Establishing an evangelist-led ecosystem
Technological ecosystems are abundant in today’s digital world. They exist around everything you experience from your mobile phone operating system to your smart car, to your connected home. People are interacting with more technology every day and the level of interconnectedness is increasing at an exponential rate. Despite the diversity in connected technologies there’s one thing every single one of them share. That one thing is developers.
Every phase of technological production and implementation requires the expertise of developers. Without developers the ecosystem isn’t complete. In order for an ecosystem to thrive, developers must be interested and active in all that is going on. The challenge for companies then, is to figure out how to engage developers every step of the way and keep them motivated and involved.
One approach leading technology companies are using to reach and engage those developers is a developer evangelist model. The evangelist model is perhaps as varied as the number of technologies they represent. They come in all shapes and sizes with different targets, methods and intended outcomes. They range from the full time internal employee who speaks at large developer events in a one-to-many approach to the part time external contract employee who sits down with developers one-on-one at local Meet Ups.
The models can be tailored for different outcomes. If for example the intended outcome is broad awareness of a particular offering or platform, a one-to-many approach works well. The evangelist would likely be a talented speaker with a charismatic personality who would attend larger industry developer events as a top tier sponsor and communicate the product in an exciting and engaging way for developers. This person would potentially become the face and voice to developers for a given segment. If however the intended outcome is to reach new developers and get them to adopt, implement or publish using a given offering or platform, a one-to-some model works well. In this approach the ideal evangelist would be someone who is very familiar with the technology, can interact well socially and relate to developers individually. They would be utilized to speak at sponsored events but usually in breakout sessions where they can engage and interact with developers on a more personal level.
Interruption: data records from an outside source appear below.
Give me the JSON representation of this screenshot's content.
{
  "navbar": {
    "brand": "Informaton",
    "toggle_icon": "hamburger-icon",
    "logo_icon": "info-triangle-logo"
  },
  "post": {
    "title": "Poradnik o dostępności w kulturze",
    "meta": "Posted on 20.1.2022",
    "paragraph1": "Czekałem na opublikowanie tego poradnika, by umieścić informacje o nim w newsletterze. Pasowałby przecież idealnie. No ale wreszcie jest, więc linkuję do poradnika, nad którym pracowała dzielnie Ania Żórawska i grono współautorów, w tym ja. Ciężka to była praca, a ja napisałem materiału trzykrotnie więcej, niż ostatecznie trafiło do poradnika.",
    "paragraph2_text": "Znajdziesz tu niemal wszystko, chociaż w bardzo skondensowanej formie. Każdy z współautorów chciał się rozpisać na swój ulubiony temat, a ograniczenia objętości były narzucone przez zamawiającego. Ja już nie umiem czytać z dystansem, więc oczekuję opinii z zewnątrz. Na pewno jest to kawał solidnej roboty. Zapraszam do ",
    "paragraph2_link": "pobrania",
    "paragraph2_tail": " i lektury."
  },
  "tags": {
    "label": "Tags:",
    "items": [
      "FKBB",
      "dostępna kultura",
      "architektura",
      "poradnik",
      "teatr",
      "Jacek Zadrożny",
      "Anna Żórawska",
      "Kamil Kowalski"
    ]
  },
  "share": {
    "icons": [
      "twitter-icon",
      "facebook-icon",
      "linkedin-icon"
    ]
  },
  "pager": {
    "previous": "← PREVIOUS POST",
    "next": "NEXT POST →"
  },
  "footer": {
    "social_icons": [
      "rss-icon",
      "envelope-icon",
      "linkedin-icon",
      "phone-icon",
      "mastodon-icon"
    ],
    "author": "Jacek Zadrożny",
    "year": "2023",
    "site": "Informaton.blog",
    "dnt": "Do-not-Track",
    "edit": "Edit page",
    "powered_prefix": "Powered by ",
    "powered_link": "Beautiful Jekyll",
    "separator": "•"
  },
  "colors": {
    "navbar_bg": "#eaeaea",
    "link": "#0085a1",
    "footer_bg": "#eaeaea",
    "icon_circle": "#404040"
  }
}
Those interactions would then move into more personal communication via email or some other means to provide individual support along the development path.
Regardless which model is implemented, the overall goal is the same, to provide some level of personal connection with developers. The personal connection evangelists create builds a sense of familiarity, connectedness and value between the company and the developer. This connection in turn creates brand loyalty and aids in meaningful community building. The company that can foster the growth of a committed developer community will have a much greater chance at being successful in their segment.